I'm not exactly sure what you're askining or discussingng but I'll try to shed sum lite . And provide sum hint-os to resolve your questions/concerns
If you go to this thread
you'll see how I attached solar panels to my locally-manufactured trike's "roof". I never really intended to enclose that particular trike style anymore than the solar panel roof, as the front end precludes a simple, strong mechanical way to do so.
The whole concept to using solar panels for me, was to extend the riding day for long cruises around the country. BIG battery packs provide the bulk.
While I hugely enjoyed driving around in my motor home I knew I was missing most of the scenery because, you know, driving. On a bike or trike riding 10-15mph (15-25kph) you get to see EVERTHANG, missing almost nothing. i.e a whole different traveling experience so that was my design goal for tmy continued travels.
I'm not in a hurry to go anywhere, nor do I have to be anyplace at any set schedule, so stopping for extended periods are not an issue for me (retired-no longer a slave) so I can compromise about certain things that would otherwise be a requirement.
-back on track-

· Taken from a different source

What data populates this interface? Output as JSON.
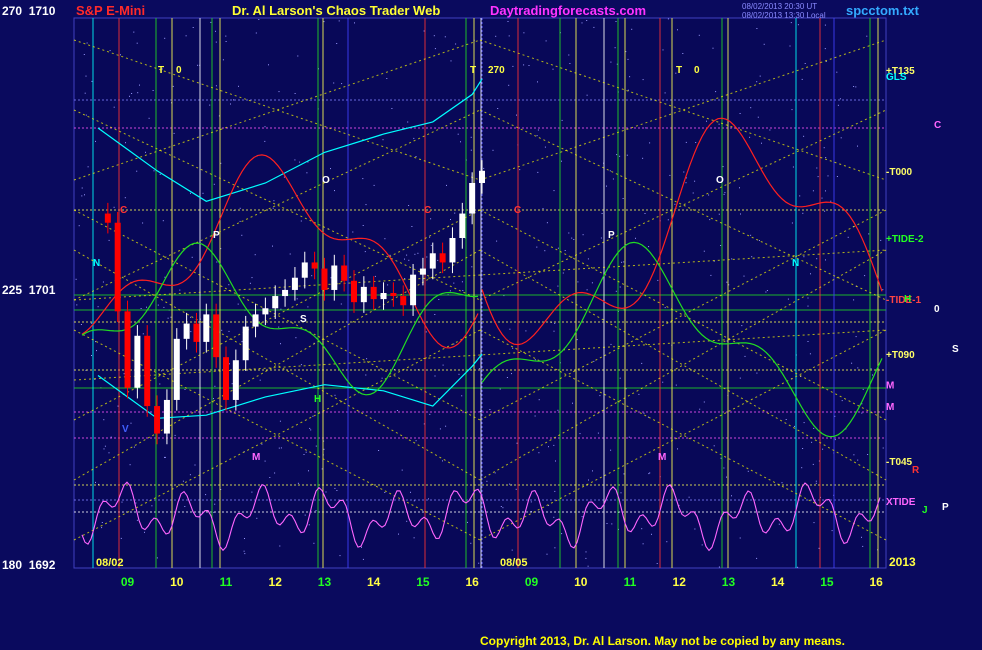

Carrying enough battery and using the panels to extend the day is what my solar panel use was about. The panels, always exposed to the sky are always generating useful power. I'm using polycrystalline panels because they provide more power under poor light conditions, than monocrystalline panels can (usually) Thin-film panels do even better in low light conditions but they're really inefficient in full sunlight, taking up to 3-4 times the space to get the same power a poly or mono panel gathers.
the panels always delivering 'sum' power during the daylight hours. To make use of this power you need to consider that the panel(s) is always subject to different conditions delivery different amounts of power because ... vehicles change position. Expect it. This is why you need an intermediary power system* to take the power from while the solar panels add the power too.
For an intermediary system the only (at this time) successful choice is rechargeable batteries. Currently, lithium batteries are the most efficient/effective choice. (i won't dwell on 'why')
solar panels are made up of cells that generate about a 3-4V voltage potential when exposed to light. These cells are then connected in series/parallel combinations, much like batteries, to make up a panel. You can purchase panels with all sorts of voltage/current constructs. How you intend to use the panels in situ should really be the only concern. (but it never is)
There is a ready-made industrial output of 12V, 24V, 48V and (115/220) systems, where sometimes, duh**, cost becomes the issue.
My concerns involve acquiring stuff that's compatible with most my other stuff.
As mentioned I live in a MotorHome where most everything runs off 12V. Owning and acquiring more 12V solar panels serves me best.
The problem with 12V power systems is the physical size of conductors needed to get power from Point A to Point B (BIG THICK WIRE) and I have 6 gauge cable between my convertors and my batteries on a 18' ( about 3 meter) run for my main service loop. There are ways to mitigate the need for long service loops, -which I also use. I have battery packs where the service is needed, reducing the need for super-thick wiring.
I also use inverters (dc/dc and dc/ac convertors) majixly change 12V into whatever I actually require for each service point.
however, there's nothing magic about (aboot) it
-All this solar/converter stuff has been around, ready for yer consumption for like, ever. Now, cheaper than ever.
I'm tired of typing.
Use a MPPT convertor to interface your panels to your intermediary system(s) because without it, a lot of the power generated by the panels gets lost in the ether.
*They're called batteries